The Catholic Trust for England and Wales will receive a share of the £1.57 billion pounds set aside by the government’s Culture Recovery Fund (CRF), as part of their #HereForCulture campaign to preserve the arts, culture and heritage industries.
The £103 million pounds dedicated to the Heritage Stimulus Fund (HRF) will be divided between 445 heritage organisations to support them through the coronavirus pandemic. The financial injection will be administered at arm’s length by the Historic England and the National Lottery Heritage Fund.
Twelve organisations, including English Heritage, Landmark Trust, Historic Royal Palaces and the Canal and River Trust, will receive £34 million from the HRF to restart construction and support maintenance on important heritage sites to protect jobs for specialists and contractors in the sector.
The £3 million given to the Catholic Trust for England and Wales will be distributed to Grade I and II* historic Catholic churches across England. Grade I and II* are categories of listed building defined as being of more than exceptional interest and more than special interest respectively. It will permit them to fund essential repairs and remain open for their regular visitors and the wider community.
The Most Reverend George Stack, Chair of the Patrimony Committee of the Catholic Bishops’ Conference of England and Wales was ‘extremely grateful’ and thanked the government for the maintenance grant. He observed that:
“Tthe recent closure of churches during lockdown has impacted seriously on the many planned projects which have been unable to proceed. A significant number of churches have simply not had the resources to carry out much needed repairs.
“This grant will give encouragement and support to local congregations determined to preserve and enhance these churches which are so important a part of our national heritage.”
Culture Secretary Oliver Dowden has said that ‘As a nation it is essential that we preserve our heritage and celebrate and learn from our past. This massive support package will protect our shared heritage for future generations, save jobs and help us prepare for a cultural bounceback post-covid.’

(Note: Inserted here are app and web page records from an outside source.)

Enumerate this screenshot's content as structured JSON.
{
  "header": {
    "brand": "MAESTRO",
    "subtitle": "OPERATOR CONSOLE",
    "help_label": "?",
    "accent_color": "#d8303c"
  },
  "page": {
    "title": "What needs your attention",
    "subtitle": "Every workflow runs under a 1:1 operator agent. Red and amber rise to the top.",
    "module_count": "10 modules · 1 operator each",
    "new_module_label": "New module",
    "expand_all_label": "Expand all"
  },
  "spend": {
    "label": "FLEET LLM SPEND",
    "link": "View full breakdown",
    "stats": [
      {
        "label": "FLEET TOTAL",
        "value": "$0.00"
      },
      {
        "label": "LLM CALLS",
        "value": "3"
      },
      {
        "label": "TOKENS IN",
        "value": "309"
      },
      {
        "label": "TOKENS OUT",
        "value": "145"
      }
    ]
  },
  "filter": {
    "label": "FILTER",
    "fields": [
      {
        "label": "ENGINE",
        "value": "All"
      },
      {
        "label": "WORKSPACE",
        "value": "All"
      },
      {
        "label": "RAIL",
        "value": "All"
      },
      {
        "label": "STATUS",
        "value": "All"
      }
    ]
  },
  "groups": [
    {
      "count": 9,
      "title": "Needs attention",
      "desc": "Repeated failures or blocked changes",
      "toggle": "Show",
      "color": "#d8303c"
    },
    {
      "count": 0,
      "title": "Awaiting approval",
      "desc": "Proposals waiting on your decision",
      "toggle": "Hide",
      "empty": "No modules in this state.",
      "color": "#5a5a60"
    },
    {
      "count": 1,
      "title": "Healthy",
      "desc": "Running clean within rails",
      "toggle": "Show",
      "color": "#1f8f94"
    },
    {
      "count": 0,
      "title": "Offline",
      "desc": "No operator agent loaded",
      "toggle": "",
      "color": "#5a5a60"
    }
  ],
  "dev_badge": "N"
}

Duncan Wilson, Historic England’s Chief Executive, said that the funding was an “essential lifeline for our heritage and the people who work tirelessly to conserve it for us all, so that we can hand it on to future generations.”
This page is available to subscribers. Click here to sign in or get access.